Acting FBI Director Andrew McCabe Thursday rejected assertions by the White House that FBI employees had lost faith in James Comey and that the bureau's probe into Russian election meddling was one of its most minor concerns.
"I hold Director Comey in the absolute highest regard. I have the highest respect for his considerable abilities and his integrity," McCabe told members of the Senate intelligence committee.
He said Comey, who was fired by President Donald Trump on Tuesday, enjoyed "broad support within the FBI and still does to this day." He added, "The majority, the vast majority of FBI employees enjoyed a deep, positive connection to Director Comey."
On Wednesday, Sarah Huckabee Sanders, a White House spokeswoman, said the President "and the rest of the FBI" had lost confidence in Comey. She said the White House had heard from "countless" members of the FBI to that effect.
McCabe also contradicted another statement by Sanders in Wednesday's White House briefing when she said that the Russia investigation was "probably one of the smallest things" on the FBI's plate.
"We consider it to be a highly significant investigation," McCabe said, but declined to give details of the manpower involved in the probe.
The acting FBI director also said there has been no effort to impede the FBI's investigation into Russian interference in the election, but vowed to inform a Senate panel if the White House tried to intervene.

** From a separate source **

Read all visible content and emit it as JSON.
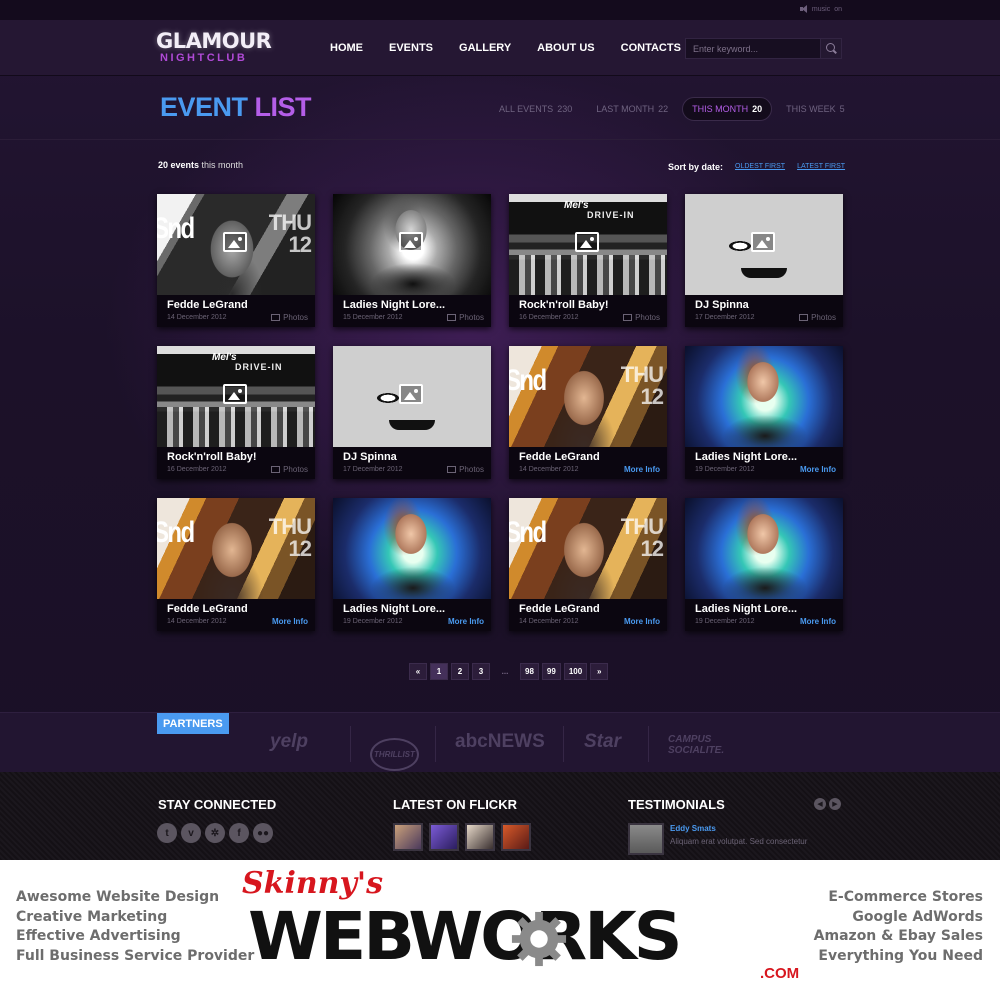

McCabe testified on Capitol Hill amid reports that Trump had dismissed Comey partly because he was infuriated about the bureau's probe into whether his campaign aides colluded with Moscow. He said nothing could prevent the FBI from "doing the right thing" but promised to tell the Senate intelligence committee if any attempt was made to thwart the investigation.
Amid reports that Comey had asked for more resources for the Russia investigation, McCabe testified that he believed the bureau had adequate resources to complete the job. He was asked by Republican Sen. Marco Rubio whether the dismissal of Comey had "in any way impeded, interrupted, stopped or negatively impacted" the investigation.

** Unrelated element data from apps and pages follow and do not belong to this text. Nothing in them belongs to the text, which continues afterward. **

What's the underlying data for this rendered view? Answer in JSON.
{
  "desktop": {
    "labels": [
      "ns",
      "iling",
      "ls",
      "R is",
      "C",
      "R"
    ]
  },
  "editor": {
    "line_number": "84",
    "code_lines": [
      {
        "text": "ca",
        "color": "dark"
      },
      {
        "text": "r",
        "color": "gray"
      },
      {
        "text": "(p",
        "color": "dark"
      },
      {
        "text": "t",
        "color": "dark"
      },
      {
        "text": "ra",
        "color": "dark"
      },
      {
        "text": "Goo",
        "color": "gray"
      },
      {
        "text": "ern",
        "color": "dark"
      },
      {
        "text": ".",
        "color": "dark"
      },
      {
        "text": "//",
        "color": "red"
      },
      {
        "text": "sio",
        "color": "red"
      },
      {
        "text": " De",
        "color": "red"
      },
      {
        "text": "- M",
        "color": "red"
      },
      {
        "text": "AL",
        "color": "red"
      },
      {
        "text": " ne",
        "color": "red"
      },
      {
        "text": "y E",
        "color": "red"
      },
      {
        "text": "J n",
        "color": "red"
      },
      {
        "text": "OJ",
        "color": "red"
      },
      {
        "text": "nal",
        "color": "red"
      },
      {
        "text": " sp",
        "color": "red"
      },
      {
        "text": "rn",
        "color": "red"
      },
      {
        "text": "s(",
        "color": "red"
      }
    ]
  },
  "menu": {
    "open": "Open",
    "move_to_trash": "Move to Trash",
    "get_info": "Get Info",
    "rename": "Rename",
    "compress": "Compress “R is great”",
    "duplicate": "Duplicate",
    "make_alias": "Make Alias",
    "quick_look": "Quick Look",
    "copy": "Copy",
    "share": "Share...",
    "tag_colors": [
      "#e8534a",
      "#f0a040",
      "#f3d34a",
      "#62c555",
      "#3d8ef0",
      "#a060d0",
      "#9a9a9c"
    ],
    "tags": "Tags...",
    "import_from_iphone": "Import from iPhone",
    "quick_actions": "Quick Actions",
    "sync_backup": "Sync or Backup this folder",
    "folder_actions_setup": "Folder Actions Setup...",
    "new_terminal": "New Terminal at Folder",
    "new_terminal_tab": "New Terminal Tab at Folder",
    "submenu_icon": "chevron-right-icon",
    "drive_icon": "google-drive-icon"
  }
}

"As you know, senator, the work of the men and women of the FBI continues despite any changes in circumstance, any decisions, so there has been no effort to impede our investigation to date," McCabe told members of the Senate intelligence committee. "Simply put, sir, you cannot stop the men and women of the FBI from doing the right thing, protecting the American people and upholding the Constitution."
In an earlier question from ranking Democrat Mark Warner, he vowed "absolutely" to inform the committee if Trump's White house did take steps to interfere.

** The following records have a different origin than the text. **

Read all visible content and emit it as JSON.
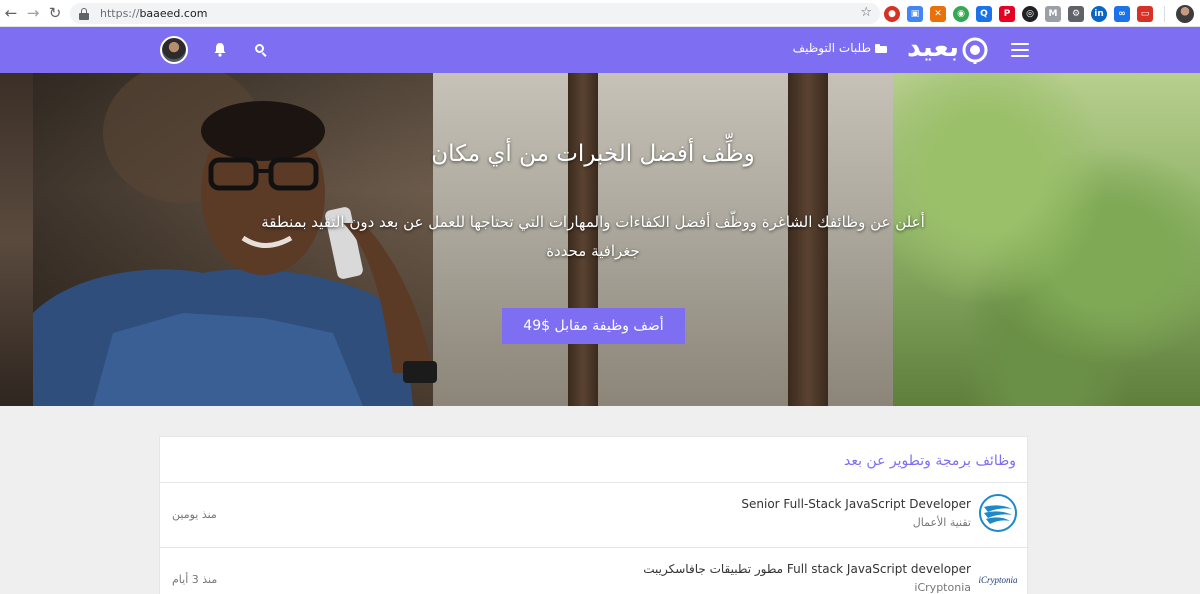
{
  "browser": {
    "url_scheme": "https://",
    "url_host": "baaeed.com",
    "extensions": [
      {
        "name": "adblock-icon",
        "color": "#d93025",
        "glyph": "●"
      },
      {
        "name": "translate-icon",
        "color": "#4285f4",
        "glyph": "▣"
      },
      {
        "name": "tools-icon",
        "color": "#e8710a",
        "glyph": "✕"
      },
      {
        "name": "globe-icon",
        "color": "#34a853",
        "glyph": "◉"
      },
      {
        "name": "qr-icon",
        "color": "#1a73e8",
        "glyph": "Q"
      },
      {
        "name": "pinterest-icon",
        "color": "#e60023",
        "glyph": "P"
      },
      {
        "name": "record-icon",
        "color": "#202124",
        "glyph": "◎"
      },
      {
        "name": "mail-icon",
        "color": "#9aa0a6",
        "glyph": "M"
      },
      {
        "name": "gear-ext-icon",
        "color": "#5f6368",
        "glyph": "⚙"
      },
      {
        "name": "linkedin-icon",
        "color": "#0a66c2",
        "glyph": "in"
      },
      {
        "name": "link-icon",
        "color": "#1a73e8",
        "glyph": "∞"
      },
      {
        "name": "screenshot-icon",
        "color": "#d93025",
        "glyph": "▭"
      }
    ]
  },
  "header": {
    "logo_text": "بعيد",
    "jobs_link_label": "طلبات التوظيف",
    "brand_color": "#7e6ff2"
  },
  "hero": {
    "title": "وظِّف أفضل الخبرات من أي مكان",
    "subtitle": "أعلن عن وظائفك الشاغرة ووظّف أفضل الكفاءات والمهارات التي تحتاجها للعمل عن بعد دون التقيد بمنطقة جغرافية محددة",
    "cta_label": "أضف وظيفة مقابل $49"
  },
  "jobs": {
    "heading": "وظائف برمجة وتطوير عن بعد",
    "items": [
      {
        "title": "Senior Full-Stack JavaScript Developer",
        "company": "تقنية الأعمال",
        "date": "منذ يومين",
        "logo": "swoosh-logo-icon"
      },
      {
        "title": "مطور تطبيقات جافاسكريبت Full stack JavaScript developer",
        "company": "iCryptonia",
        "date": "منذ 3 أيام",
        "logo": "icryptonia-logo-icon",
        "logo_text": "iCryptonia"
      }
    ]
  }
}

McCabe's testimony overshadowed the testimony of other witnesses on issues including the state of the war in Afghanistan and North Korea's nuclear confrontation.
Burr, a North Carolina Republican, had opened proceedings by asking the panel's members to focus on the original topic of the hearing -- discussing "World Wide Threats" -- a request Warner said would be difficult to accommodate.
"It is impossible to ignore that one of the leaders of the intelligence community is not here with us today," the Virginia senator said in his opening remarks. "The President's firing of FBI Director Comey Tuesday night was a shocking development. The timing of Director Comey's dismissal to me and to many members of the committee on both sides of the aisle is especially troubling."
McCabe took part in a private meeting with Trump at the White House on Wednesday, after deputy White House spokesman Sarah Huckabee Sanders said that the President would talk to him about morale at the bureau following Comey's departure.
Burr has also expressed concern about Comey's firing.
"I am troubled by the timing and reasoning of Director Comey's termination," Burr tweeted.
"His dismissal further confuses an already difficult investigation by the Committee."
Alongside McCabe at the witness table were Director of National Intelligence Daniel Coats, CIA Director Mike Pompeo, Admiral Michael Rogers, who heads the National Security Agency, Lieutenant General Vincent Stewart, Director of the Defense Intelligence Agency and Robert Cardillo, who runs the National Geospatial-Intelligence Agency.